Described as the Henry Ford of Nigeria, who opened channels of riches and investment for Africans, Dr. Olorogun Michael Ibru’s innate curiosity and eventual greatness comes to me as no surprise. In the words of Ken Robison, “curiosity is the engine of achievement.”
I recall reading about an incidence in his childhood, in which a wealthy maternal uncle – Ovedje Osadjere, asked him and his brother what they would want as gift from him. Rather than ask for material gifts and toys in the manner of exuberant youths, Dr. Ibru requested permission to pluck some Cocoa pods from his Uncle’s farm because he needed to carry out an experiment with the liquid from the pods; to see if he could brew some drinks from them. This singular event captures the entrepreneurial attributes that were to become the hallmark of his life achievements.
Olorogun (Dr.) Michael Ibru, OFR, is a daring Entrepreneur who never ran away from challenges and ventured where other investors fear to tread. After having acquired intensive business and entrepreneurship skills during his internship with United Africa Company, Dr. Ibru saw opportunities in the frozen fish market and at the young age of 24, took the bold step to go into a business that later became the backbone of the Ibru family’s empire.
How could I have forgotten ‘Oku Eko’? I was only 9 years old and remember going with my mother to the market to buy frozen fish. If the fish seller doesn’t have ‘Oku Eko’, no one would buy. This is because without ‘Oku Eko’ in your soup, your pot is as good as empty. This experience taught me the importance of quality in creating a business empire.

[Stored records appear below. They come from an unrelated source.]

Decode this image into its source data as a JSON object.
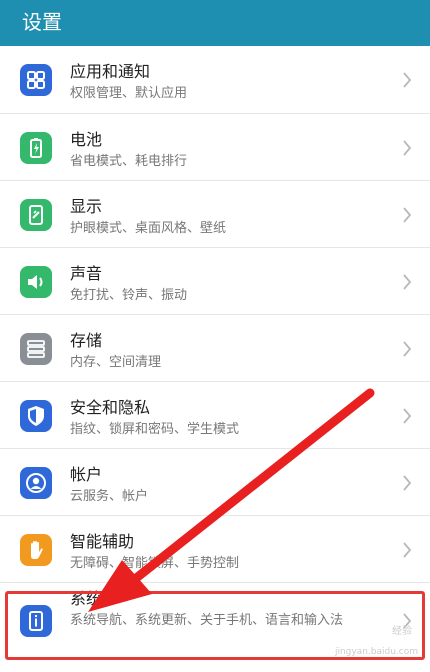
{
  "header": {
    "title": "设置"
  },
  "items": [
    {
      "title": "应用和通知",
      "subtitle": "权限管理、默认应用",
      "icon": "apps-icon",
      "color": "#2f68d8"
    },
    {
      "title": "电池",
      "subtitle": "省电模式、耗电排行",
      "icon": "battery-icon",
      "color": "#34b86b"
    },
    {
      "title": "显示",
      "subtitle": "护眼模式、桌面风格、壁纸",
      "icon": "display-icon",
      "color": "#34b86b"
    },
    {
      "title": "声音",
      "subtitle": "免打扰、铃声、振动",
      "icon": "sound-icon",
      "color": "#34b86b"
    },
    {
      "title": "存储",
      "subtitle": "内存、空间清理",
      "icon": "storage-icon",
      "color": "#8a8f96"
    },
    {
      "title": "安全和隐私",
      "subtitle": "指纹、锁屏和密码、学生模式",
      "icon": "shield-icon",
      "color": "#2f68d8"
    },
    {
      "title": "帐户",
      "subtitle": "云服务、帐户",
      "icon": "account-icon",
      "color": "#2f68d8"
    },
    {
      "title": "智能辅助",
      "subtitle": "无障碍、智能锁屏、手势控制",
      "icon": "hand-icon",
      "color": "#f29a1f"
    },
    {
      "title": "系统",
      "subtitle": "系统导航、系统更新、关于手机、语言和输入法",
      "icon": "system-info-icon",
      "color": "#2f68d8"
    }
  ],
  "watermark": {
    "line1": "经验",
    "line2": "jingyan.baidu.com"
  },
  "colors": {
    "header": "#1e8fb0",
    "highlight": "#e53935"
  }
}
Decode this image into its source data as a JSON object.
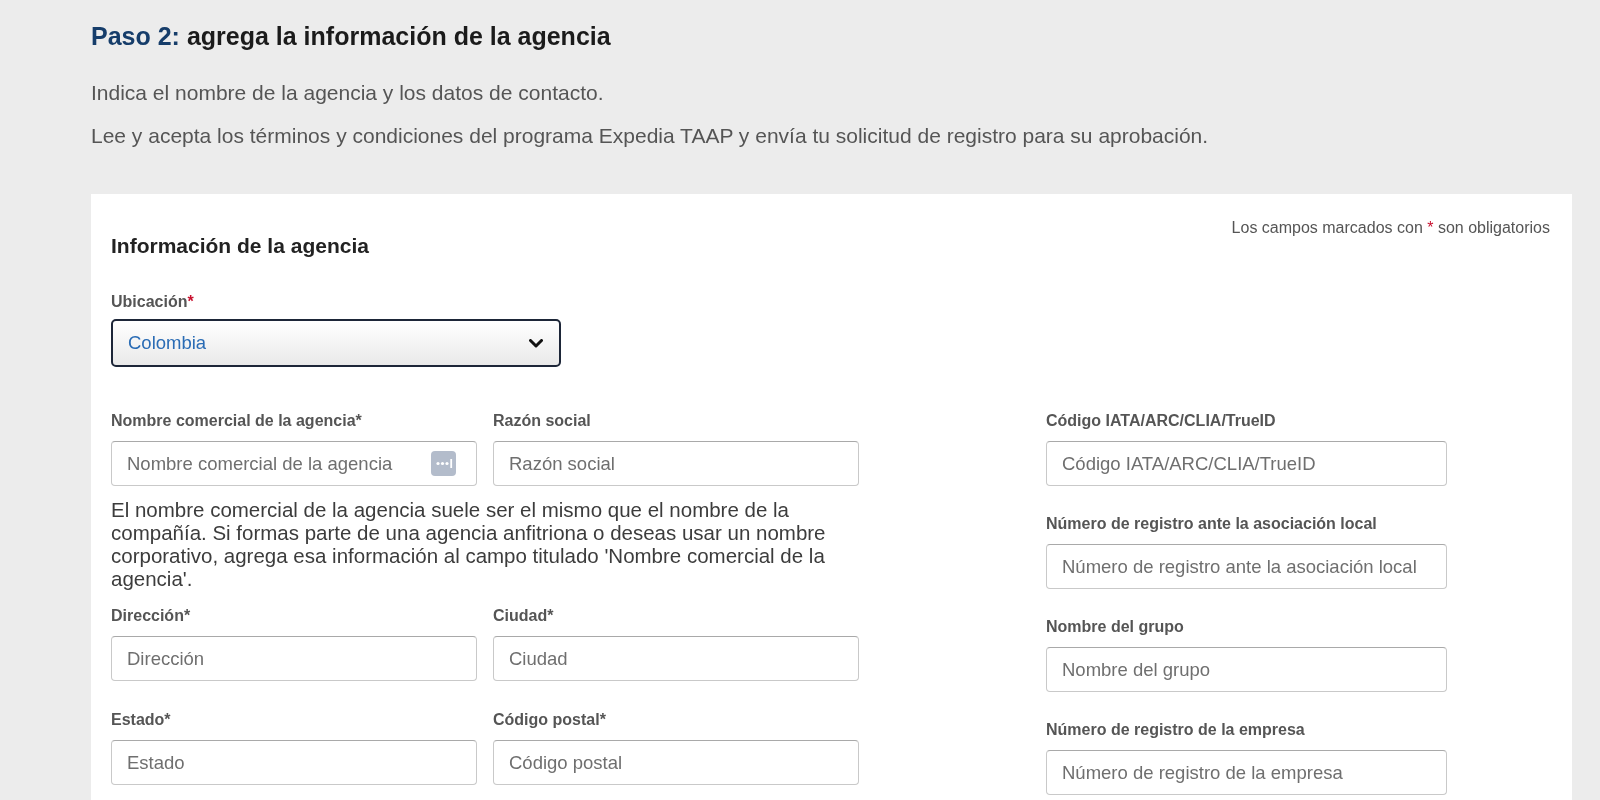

The Ibrus have proven over and over again, like the Rockefellers, Rothschild, the Wright Brothers and Steve Jobs, that innovation is the mother of diversification. Having being successful in the frozen fish business, they diversified into banking, brewing, oil and gas, farming and are the largest farm owners during the tank farm revolution in Nigeria.
A very important lesson that struck me in the life of this visionary leader is his selflessness. Dr. Ibru did not just build an empire for himself but was noted to have been instrumental in influencing and changing the financial fortunes of his family.
He helped his brothers with their education, gave them stakes in the Ibru organization and helped them to branch out on their own. His brother Alex Ibru, became the chairman of Rutam Motors and The Guardian. He was also a former Minister for Internal Affairs. Goodie Ibru qualified as a commercial lawyer, became president of the Nigerian Stock Exchange and chairman of Ikeja Hotels – owners of The Sheraton Hotel. Felix Ibru of blessed memory, studied architecture in Israel, established an architectural firm, and was the Governor of Delta State in 1992.
Great leaders don’t tell you what to do; they show you how it is done. Amongst his people, Dr. Ibru is seen as a major pillar in the economic empowerment of the Urhobo nation especially in the area of human capital development. He was the largest single employer of the Urhobo people and mentored professionals that rose to become leaders in their respective industries.
His efforts at developing the economic landscape of Nigeria and stemming the tide of poverty have not gone unnoticed, as he has a deluge of recognitions and awards for his enterprise and philanthropic activities.
If for anything, the life of Dr. Micheal Ibru has taught us that success is not necessarily amassed by the capacity of your wealth but by the degree to which the lives of the friends, families and society is transformed.